• **DESCRIPTION OF THE TASK**
Reproduce the lines below verbatim. Pictures are to be omitted.

[Opening DATA section]

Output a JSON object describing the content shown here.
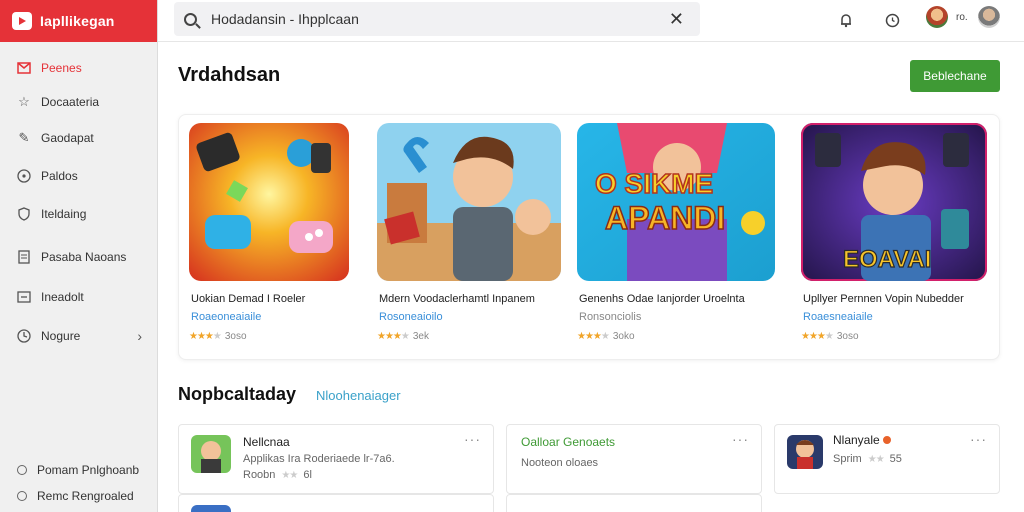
{
  "brand": {
    "name": "Iapllikegan"
  },
  "sidebar": {
    "items": [
      {
        "label": "Peenes",
        "icon": "inbox-icon"
      },
      {
        "label": "Docaateria",
        "icon": "star-icon"
      },
      {
        "label": "Gaodapat",
        "icon": "pencil-icon"
      },
      {
        "label": "Paldos",
        "icon": "compass-icon"
      },
      {
        "label": "Iteldaing",
        "icon": "shield-icon"
      },
      {
        "label": "Pasaba Naoans",
        "icon": "document-icon"
      },
      {
        "label": "Ineadolt",
        "icon": "download-icon"
      },
      {
        "label": "Nogure",
        "icon": "clock-icon"
      }
    ],
    "footer": [
      {
        "label": "Pomam Pnlghoanb"
      },
      {
        "label": "Remc Rengroaled"
      }
    ]
  },
  "topbar": {
    "search_value": "Hodadansin - Ihpplcaan",
    "clear_label": "✕",
    "user_text": "ro."
  },
  "main": {
    "title": "Vrdahdsan",
    "primary_button": "Beblechane",
    "featured": [
      {
        "title": "Uokian Demad I Roeler",
        "subtitle": "Roaeoneaiaile",
        "rating": "3oso"
      },
      {
        "title": "Mdern Voodaclerhamtl Inpanem",
        "subtitle": "Rosoneaioilo",
        "rating": "3ek"
      },
      {
        "title": "Genenhs Odae Ianjorder Uroelnta",
        "subtitle": "Ronsonciolis",
        "rating": "3oko"
      },
      {
        "title": "Upllyer Pernnen Vopin Nubedder",
        "subtitle": "Roaesneaiaile",
        "rating": "3oso"
      }
    ],
    "section2_title": "Nopbcaltaday",
    "section2_link": "Nloohenaiager",
    "list": [
      {
        "title": "Nellcnaa",
        "desc1": "Applikas Ira Roderiaede lr-7a6.",
        "desc2": "Roobn",
        "rating": "6l",
        "more": "···"
      },
      {
        "title": "Oalloar Genoaets",
        "desc1": "Nooteon oloaes",
        "more": "···"
      },
      {
        "title": "Nlanyale",
        "desc1": "Sprim",
        "rating": "55",
        "more": "···"
      }
    ]
  },
  "colors": {
    "brand": "#e53238",
    "primary_button": "#3f9a35",
    "link": "#3aa1c9",
    "star": "#f1a52a"
  }
}
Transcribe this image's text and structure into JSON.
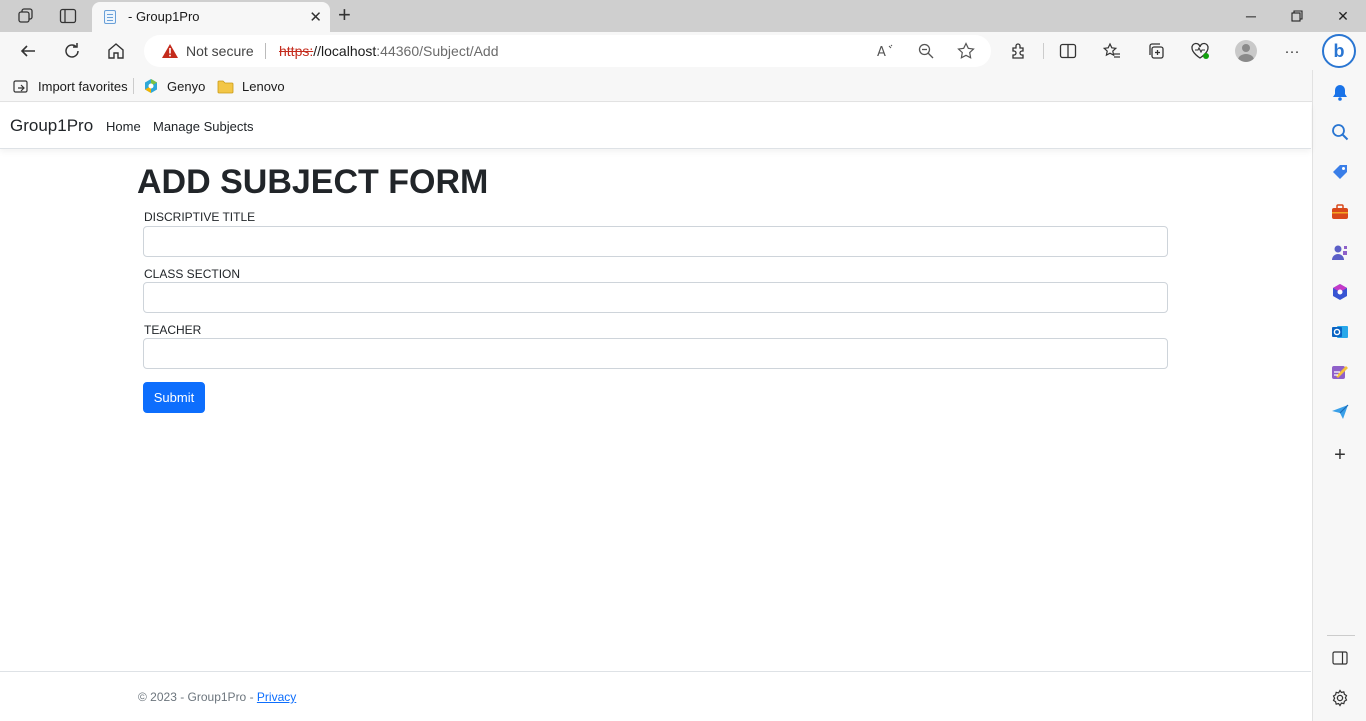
{
  "browser": {
    "tab": {
      "title": "- Group1Pro"
    },
    "address": {
      "security_label": "Not secure",
      "scheme": "https:",
      "host": "//localhost",
      "rest": ":44360/Subject/Add"
    },
    "bookmarks": [
      {
        "label": "Import favorites",
        "icon": "import-icon"
      },
      {
        "label": "Genyo",
        "icon": "genyo-icon"
      },
      {
        "label": "Lenovo",
        "icon": "folder-icon"
      }
    ]
  },
  "site": {
    "brand": "Group1Pro",
    "nav": [
      {
        "label": "Home"
      },
      {
        "label": "Manage Subjects"
      }
    ]
  },
  "form": {
    "title": "ADD SUBJECT FORM",
    "fields": [
      {
        "label": "DISCRIPTIVE TITLE",
        "value": ""
      },
      {
        "label": "CLASS SECTION",
        "value": ""
      },
      {
        "label": "TEACHER",
        "value": ""
      }
    ],
    "submit_label": "Submit",
    "accent": "#0d6efd"
  },
  "footer": {
    "text": "© 2023 - Group1Pro - ",
    "link": "Privacy"
  }
}
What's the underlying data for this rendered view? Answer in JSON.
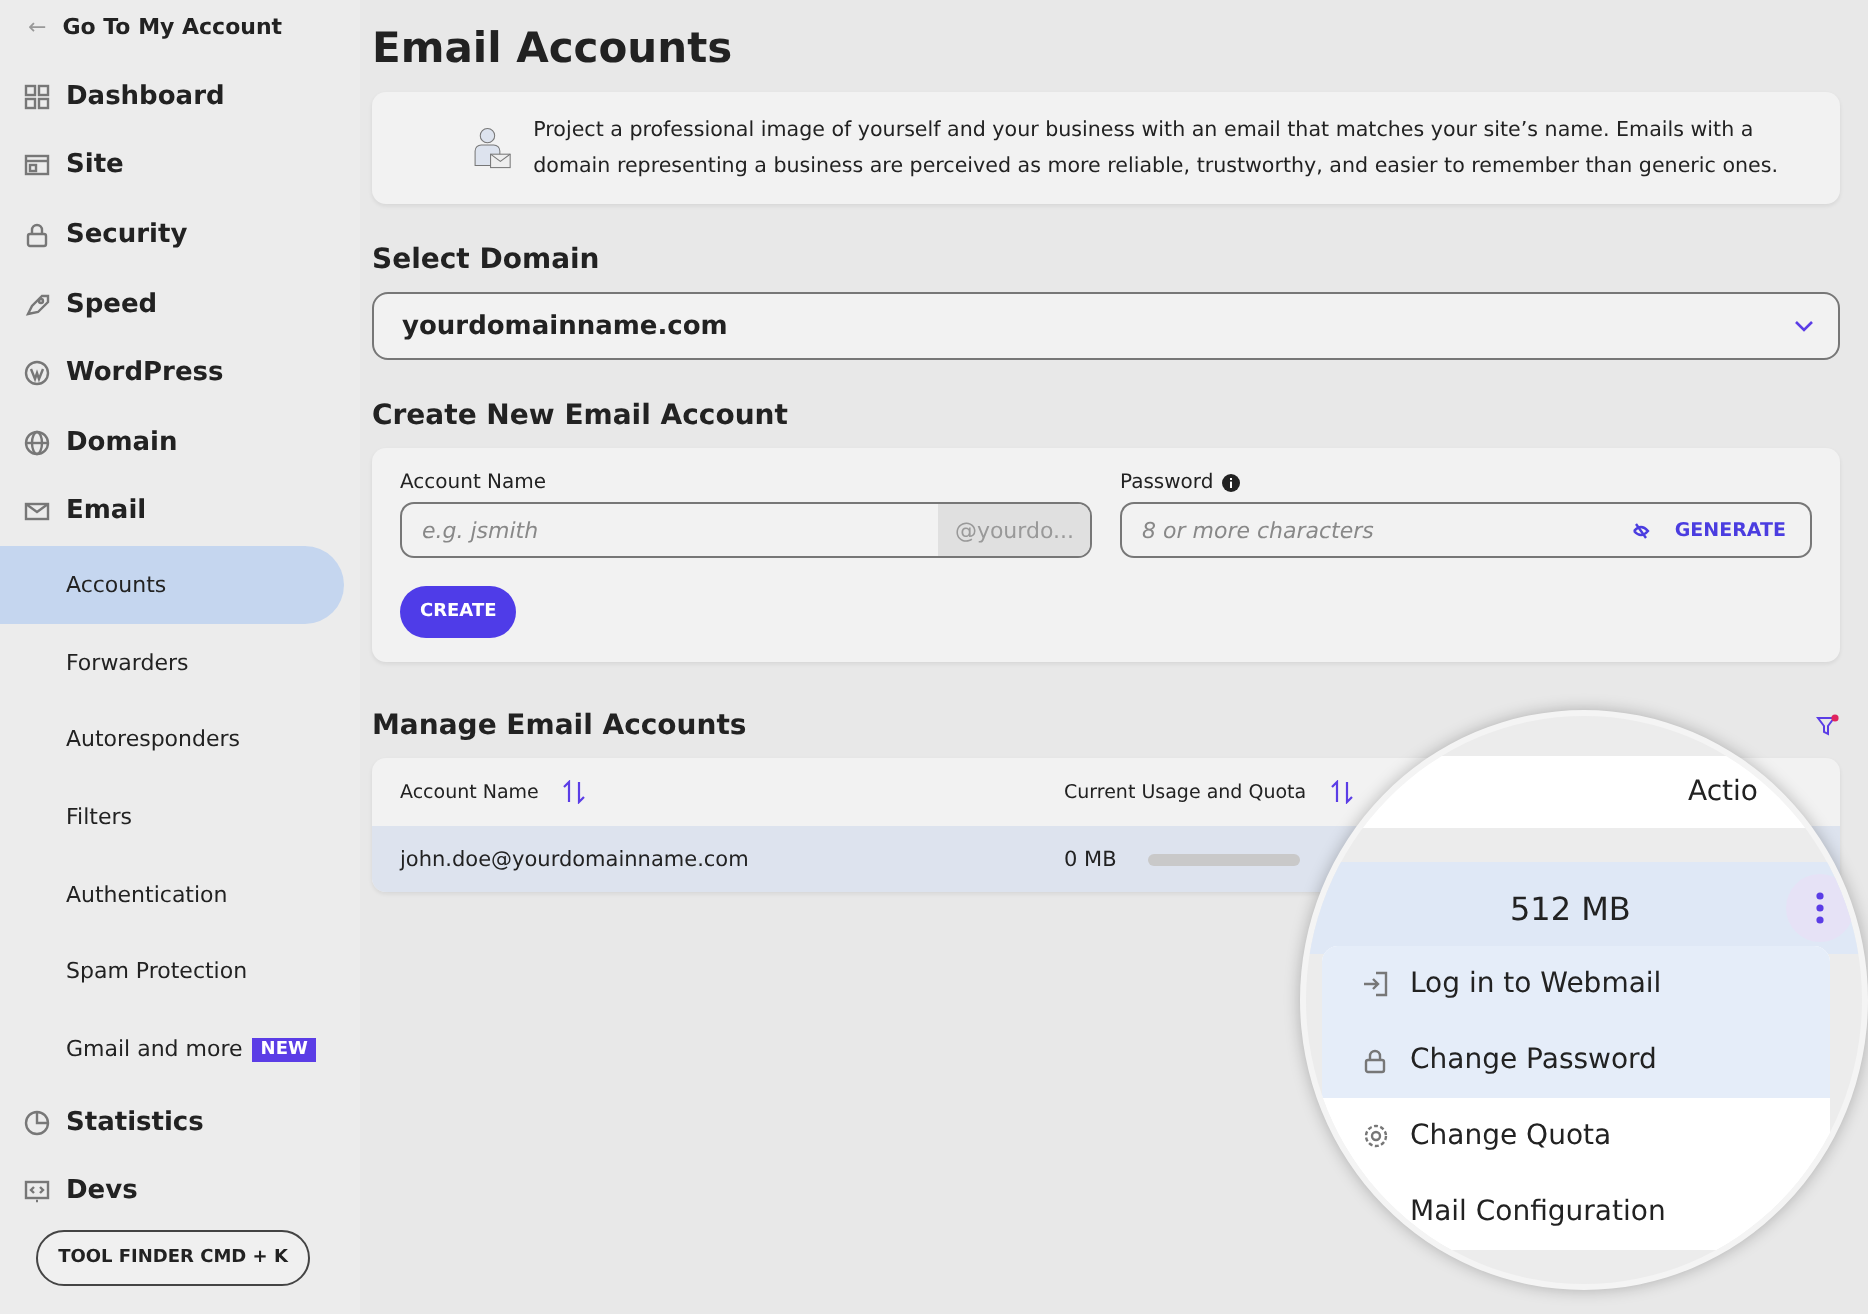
{
  "back_link": {
    "arrow": "←",
    "label": "Go To My Account"
  },
  "sidebar": {
    "items": [
      {
        "kind": "section",
        "label": "Dashboard",
        "selected": false
      },
      {
        "kind": "section",
        "label": "Site",
        "selected": false
      },
      {
        "kind": "section",
        "label": "Security",
        "selected": false
      },
      {
        "kind": "section",
        "label": "Speed",
        "selected": false
      },
      {
        "kind": "section",
        "label": "WordPress",
        "selected": false
      },
      {
        "kind": "section",
        "label": "Domain",
        "selected": false
      },
      {
        "kind": "section",
        "label": "Email",
        "selected": false
      },
      {
        "kind": "sub",
        "label": "Accounts",
        "selected": true
      },
      {
        "kind": "sub",
        "label": "Forwarders",
        "selected": false
      },
      {
        "kind": "sub",
        "label": "Autoresponders",
        "selected": false
      },
      {
        "kind": "sub",
        "label": "Filters",
        "selected": false
      },
      {
        "kind": "sub",
        "label": "Authentication",
        "selected": false
      },
      {
        "kind": "sub",
        "label": "Spam Protection",
        "selected": false
      },
      {
        "kind": "sub",
        "label": "Gmail and more",
        "badge": "NEW",
        "selected": false
      },
      {
        "kind": "section",
        "label": "Statistics",
        "selected": false
      },
      {
        "kind": "section",
        "label": "Devs",
        "selected": false
      }
    ],
    "tool_finder": "TOOL FINDER CMD + K"
  },
  "page_title": "Email Accounts",
  "info_text": "Project a professional image of yourself and your business with an email that matches your site’s name. Emails with a domain representing a business are perceived as more reliable, trustworthy, and easier to remember than generic ones.",
  "select_domain": {
    "heading": "Select Domain",
    "value": "yourdomainname.com"
  },
  "create": {
    "heading": "Create New Email Account",
    "account_label": "Account Name",
    "account_placeholder": "e.g. jsmith",
    "domain_suffix": "@yourdo...",
    "password_label": "Password",
    "password_placeholder": "8 or more characters",
    "generate": "GENERATE",
    "button": "CREATE"
  },
  "manage": {
    "heading": "Manage Email Accounts",
    "columns": [
      "Account Name",
      "Current Usage and Quota"
    ],
    "rows": [
      {
        "account": "john.doe@yourdomainname.com",
        "usage": "0 MB",
        "level": 0
      }
    ]
  },
  "magnifier": {
    "actions_header": "Actio",
    "quota": "512 MB",
    "menu": [
      {
        "label": "Log in to Webmail",
        "highlighted": true
      },
      {
        "label": "Change Password",
        "highlighted": true
      },
      {
        "label": "Change Quota",
        "highlighted": false
      },
      {
        "label": "Mail Configuration",
        "highlighted": false
      }
    ]
  }
}
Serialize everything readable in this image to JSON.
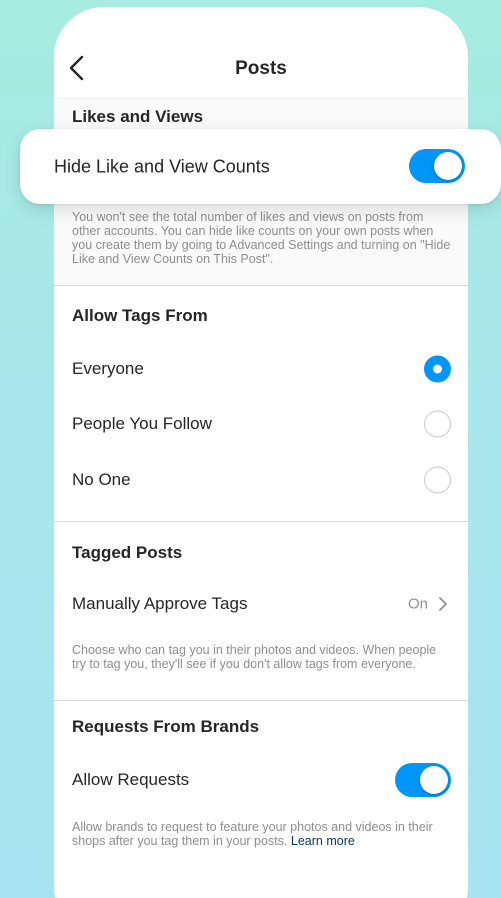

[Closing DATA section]

• **ANSWER SPACE**
Output a JSON object describing the content shown here.
{
  "brand": {
    "name": "Iapllikegan"
  },
  "sidebar": {
    "items": [
      {
        "label": "Peenes",
        "icon": "inbox-icon"
      },
      {
        "label": "Docaateria",
        "icon": "star-icon"
      },
      {
        "label": "Gaodapat",
        "icon": "pencil-icon"
      },
      {
        "label": "Paldos",
        "icon": "compass-icon"
      },
      {
        "label": "Iteldaing",
        "icon": "shield-icon"
      },
      {
        "label": "Pasaba Naoans",
        "icon": "document-icon"
      },
      {
        "label": "Ineadolt",
        "icon": "download-icon"
      },
      {
        "label": "Nogure",
        "icon": "clock-icon"
      }
    ],
    "footer": [
      {
        "label": "Pomam Pnlghoanb"
      },
      {
        "label": "Remc Rengroaled"
      }
    ]
  },
  "topbar": {
    "search_value": "Hodadansin - Ihpplcaan",
    "clear_label": "✕",
    "user_text": "ro."
  },
  "main": {
    "title": "Vrdahdsan",
    "primary_button": "Beblechane",
    "featured": [
      {
        "title": "Uokian Demad I Roeler",
        "subtitle": "Roaeoneaiaile",
        "rating": "3oso"
      },
      {
        "title": "Mdern Voodaclerhamtl Inpanem",
        "subtitle": "Rosoneaioilo",
        "rating": "3ek"
      },
      {
        "title": "Genenhs Odae Ianjorder Uroelnta",
        "subtitle": "Ronsonciolis",
        "rating": "3oko"
      },
      {
        "title": "Upllyer Pernnen Vopin Nubedder",
        "subtitle": "Roaesneaiaile",
        "rating": "3oso"
      }
    ],
    "section2_title": "Nopbcaltaday",
    "section2_link": "Nloohenaiager",
    "list": [
      {
        "title": "Nellcnaa",
        "desc1": "Applikas Ira Roderiaede lr-7a6.",
        "desc2": "Roobn",
        "rating": "6l",
        "more": "···"
      },
      {
        "title": "Oalloar Genoaets",
        "desc1": "Nooteon oloaes",
        "more": "···"
      },
      {
        "title": "Nlanyale",
        "desc1": "Sprim",
        "rating": "55",
        "more": "···"
      }
    ]
  },
  "colors": {
    "brand": "#e53238",
    "primary_button": "#3f9a35",
    "link": "#3aa1c9",
    "star": "#f1a52a"
  }
}
Transcribe this image's text and structure into JSON.
{
  "browser": {
    "tab": {
      "title": "- Group1Pro"
    },
    "address": {
      "security_label": "Not secure",
      "scheme": "https:",
      "host": "//localhost",
      "rest": ":44360/Subject/Add"
    },
    "bookmarks": [
      {
        "label": "Import favorites",
        "icon": "import-icon"
      },
      {
        "label": "Genyo",
        "icon": "genyo-icon"
      },
      {
        "label": "Lenovo",
        "icon": "folder-icon"
      }
    ]
  },
  "site": {
    "brand": "Group1Pro",
    "nav": [
      {
        "label": "Home"
      },
      {
        "label": "Manage Subjects"
      }
    ]
  },
  "form": {
    "title": "ADD SUBJECT FORM",
    "fields": [
      {
        "label": "DISCRIPTIVE TITLE",
        "value": ""
      },
      {
        "label": "CLASS SECTION",
        "value": ""
      },
      {
        "label": "TEACHER",
        "value": ""
      }
    ],
    "submit_label": "Submit",
    "accent": "#0d6efd"
  },
  "footer": {
    "text": "© 2023 - Group1Pro - ",
    "link": "Privacy"
  }
}
What's the underlying data for this rendered view? Answer in JSON.
{
  "back_link": {
    "arrow": "←",
    "label": "Go To My Account"
  },
  "sidebar": {
    "items": [
      {
        "kind": "section",
        "label": "Dashboard",
        "selected": false
      },
      {
        "kind": "section",
        "label": "Site",
        "selected": false
      },
      {
        "kind": "section",
        "label": "Security",
        "selected": false
      },
      {
        "kind": "section",
        "label": "Speed",
        "selected": false
      },
      {
        "kind": "section",
        "label": "WordPress",
        "selected": false
      },
      {
        "kind": "section",
        "label": "Domain",
        "selected": false
      },
      {
        "kind": "section",
        "label": "Email",
        "selected": false
      },
      {
        "kind": "sub",
        "label": "Accounts",
        "selected": true
      },
      {
        "kind": "sub",
        "label": "Forwarders",
        "selected": false
      },
      {
        "kind": "sub",
        "label": "Autoresponders",
        "selected": false
      },
      {
        "kind": "sub",
        "label": "Filters",
        "selected": false
      },
      {
        "kind": "sub",
        "label": "Authentication",
        "selected": false
      },
      {
        "kind": "sub",
        "label": "Spam Protection",
        "selected": false
      },
      {
        "kind": "sub",
        "label": "Gmail and more",
        "badge": "NEW",
        "selected": false
      },
      {
        "kind": "section",
        "label": "Statistics",
        "selected": false
      },
      {
        "kind": "section",
        "label": "Devs",
        "selected": false
      }
    ],
    "tool_finder": "TOOL FINDER CMD + K"
  },
  "page_title": "Email Accounts",
  "info_text": "Project a professional image of yourself and your business with an email that matches your site’s name. Emails with a domain representing a business are perceived as more reliable, trustworthy, and easier to remember than generic ones.",
  "select_domain": {
    "heading": "Select Domain",
    "value": "yourdomainname.com"
  },
  "create": {
    "heading": "Create New Email Account",
    "account_label": "Account Name",
    "account_placeholder": "e.g. jsmith",
    "domain_suffix": "@yourdo...",
    "password_label": "Password",
    "password_placeholder": "8 or more characters",
    "generate": "GENERATE",
    "button": "CREATE"
  },
  "manage": {
    "heading": "Manage Email Accounts",
    "columns": [
      "Account Name",
      "Current Usage and Quota"
    ],
    "rows": [
      {
        "account": "john.doe@yourdomainname.com",
        "usage": "0 MB",
        "level": 0
      }
    ]
  },
  "magnifier": {
    "actions_header": "Actio",
    "quota": "512 MB",
    "menu": [
      {
        "label": "Log in to Webmail",
        "highlighted": true
      },
      {
        "label": "Change Password",
        "highlighted": true
      },
      {
        "label": "Change Quota",
        "highlighted": false
      },
      {
        "label": "Mail Configuration",
        "highlighted": false
      }
    ]
  }
}
Serialize everything readable in this image to JSON.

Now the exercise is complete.